Sunday, May 29, 2011
Turning kitchen warrior
I cringe at the thought of washing the dishes. Oh, let me correct that: I cringed at the thought of washing the dishes. Had I blogged about it yesteday, the present tense would have been appropriate. But our household helper coming back today seems to make all the difference as to my sentiments toward this chore...
It is really something I am still trying to understand. Several days ago, I felt I needed help. I had come to dread the hour or so before lunch time or dinner time only because that would mean I would have to do the dishes soon after. I didn't understand the change in sentiment -- I had come to like dishwashing and to accept it as a normal part of family life (only when our househelper is away for days or weeks, though).
I had even looked forward to carrying out this duty especially when I had been gone the whole day and thus would only have the dishwashing as my contribution to the upkeep of the home for that day.
But about a week ago started the dishwashing-dreading. "I need help in making dishwashing more appealing," I told some online friends. Till then I had already gone through quite a lot of musical genres to accompany me at the sink (Beatles, classical, movie themes -- but I had grown fond of Vivaldi and Mozart playing in the background while I worked the suds; they seem to emphasize the dignity of housework somehow, and bolster my enthusiasm for the task at hand). But procrastinating till almost midnight before finally facing a dirty stack of china meant I needed help!
"Dance the cha-cha while washing the dishes?" someone suggested. That was an amusing thought, and to my mind it posed a challenge in keeping the suds off the floor.
"Why don't you play 'Handel's Messiah' while you're at it?" another one proposed. I had done that before, I replied, but yes...it did put a certain "ooomph" into my spirits every time I was all set to conquer the dirty dishes and helped me remember the truth that every kind of honest work carries with it a certain dignity. So, no matter how menial household chores seemed to feel at times, listening to the Halleluia chorus was a welcome reminder of work well done being a good thing to offer to the One who blessed me with hands to work with in the first place.
Somehow the Hail Mary -- the words that the Angel Gabriel uttered to the mother of Jesus when it was made known to her that she had been chosen for a very special mission in the story of salvation -- found its way into the conversation. I had asked for a Tagalog translation and someone provided it. I figured, since I hadn't memorized it, might as well work on it while scrubbing dinner plates.
Feeling irked by the prospect of dishwashing got me really thinking. I mean, if I could enjoy chores one day and almost loathe them the next, where's the stability in that? And what if it graduates to more important things, like marriage? It's a fact that marriage is no walk in the park and that efforts are necessary to live it as it is meant to be.

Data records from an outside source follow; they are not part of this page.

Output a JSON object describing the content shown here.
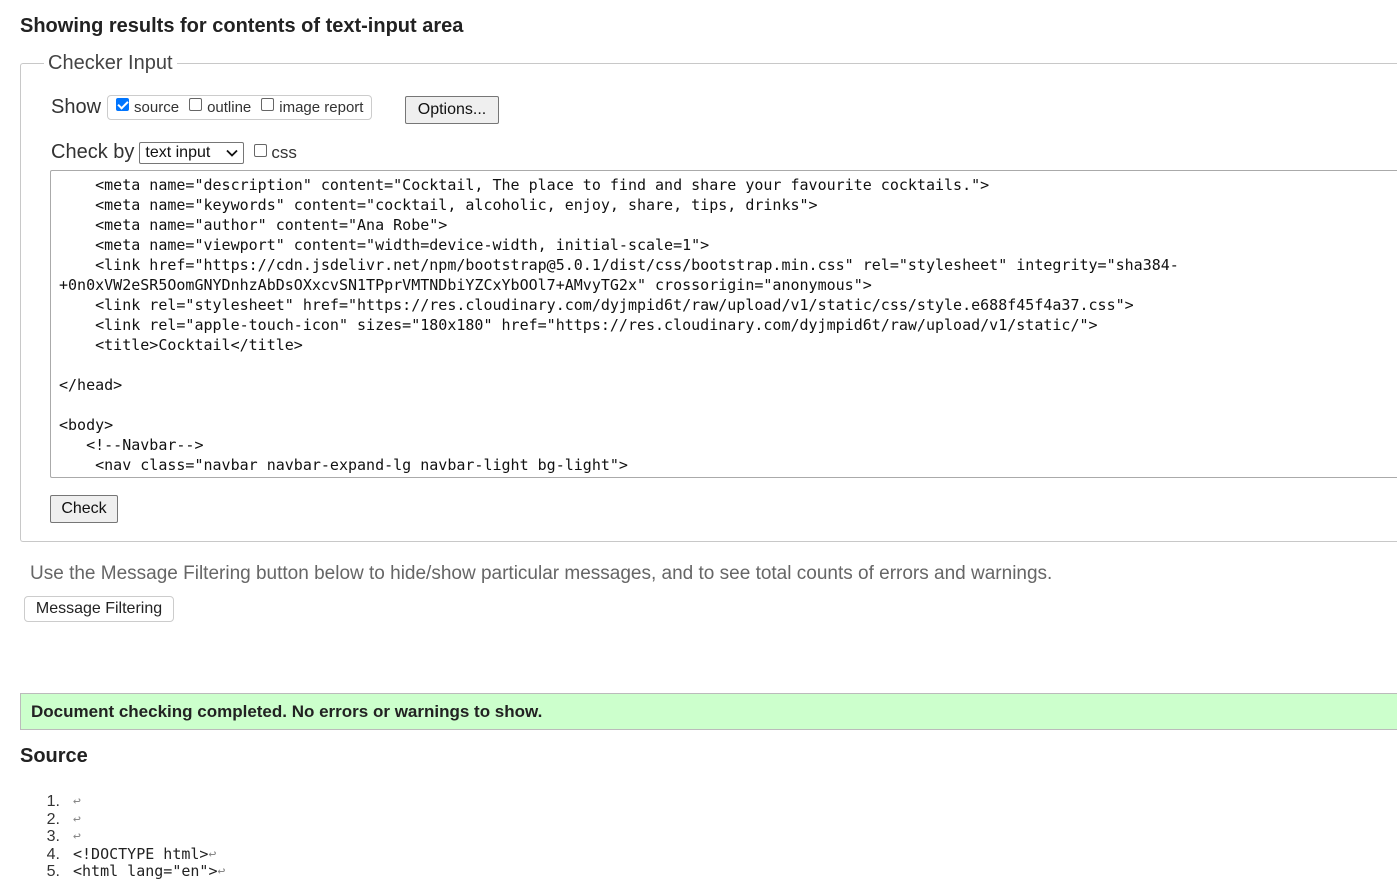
{
  "page_title": "Showing results for contents of text-input area",
  "checker": {
    "legend": "Checker Input",
    "show_label": "Show",
    "show_options": [
      {
        "label": "source",
        "checked": true
      },
      {
        "label": "outline",
        "checked": false
      },
      {
        "label": "image report",
        "checked": false
      }
    ],
    "options_button": "Options...",
    "check_by_label": "Check by",
    "check_by_selected": "text input",
    "css_label": "css",
    "css_checked": false,
    "textarea_lines": [
      "    <meta name=\"description\" content=\"Cocktail, The place to find and share your favourite cocktails.\">",
      "    <meta name=\"keywords\" content=\"cocktail, alcoholic, enjoy, share, tips, drinks\">",
      "    <meta name=\"author\" content=\"Ana Robe\">",
      "    <meta name=\"viewport\" content=\"width=device-width, initial-scale=1\">",
      "    <link href=\"https://cdn.jsdelivr.net/npm/bootstrap@5.0.1/dist/css/bootstrap.min.css\" rel=\"stylesheet\" integrity=\"sha384-",
      "+0n0xVW2eSR5OomGNYDnhzAbDsOXxcvSN1TPprVMTNDbiYZCxYbOOl7+AMvyTG2x\" crossorigin=\"anonymous\">",
      "    <link rel=\"stylesheet\" href=\"https://res.cloudinary.com/dyjmpid6t/raw/upload/v1/static/css/style.e688f45f4a37.css\">",
      "    <link rel=\"apple-touch-icon\" sizes=\"180x180\" href=\"https://res.cloudinary.com/dyjmpid6t/raw/upload/v1/static/\">",
      "    <title>Cocktail</title>",
      "",
      "</head>",
      "",
      "<body>",
      "   <!--Navbar-->",
      "    <nav class=\"navbar navbar-expand-lg navbar-light bg-light\">"
    ],
    "check_button": "Check"
  },
  "filter_hint": "Use the Message Filtering button below to hide/show particular messages, and to see total counts of errors and warnings.",
  "filter_button": "Message Filtering",
  "status_message": "Document checking completed. No errors or warnings to show.",
  "source_heading": "Source",
  "source_lines": [
    {
      "num": "1.",
      "code": ""
    },
    {
      "num": "2.",
      "code": ""
    },
    {
      "num": "3.",
      "code": ""
    },
    {
      "num": "4.",
      "code": "<!DOCTYPE html>"
    },
    {
      "num": "5.",
      "code": "<html lang=\"en\">"
    }
  ],
  "return_glyph": "↩",
  "colors": {
    "status_bg": "#ccffcc",
    "checkbox_accent": "#0075ff"
  }
}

Just like dishwashing, living one's lifelong commitment is bound to feel boring once in a while. Should that be surprising? I suppose not (so why am I puzzled by my sudden desire to flash the "talk to the hand" stance at dirty dishes that await me?). Maybe because knowing it and experiencing it are two different things. And though I uttered no vows to declare a lifelong commitment to dishwashing, the same principle stands: the beauty of keeping at it regardless of how one feels about the whole thing. I hope a married person gets to read this sometime in the midst of a rocky stage in the relationship, and take home the point that marriage indeed is a bed of roses -- which means the presence of thorns. And they will make themselves felt from time to time. But that doesn't take away the beauty and the value of the bouquet that is meant to last a lifetime.
I doubt it if I'll ever think of household chores as beautiful bouquets of roses, but who knows? When mopping the floor -- even when done for one's family -- gets to feel too much like drudgery, one's imagination can actually save the day and issue reminders that go beyond "This, too, shall pass." Reminders such as "We can do no great things; only small things with great love." And how can that not make a mop, a dirty dish or a sponge look like a challenge worth conquering (and a conquerable challenge at that)?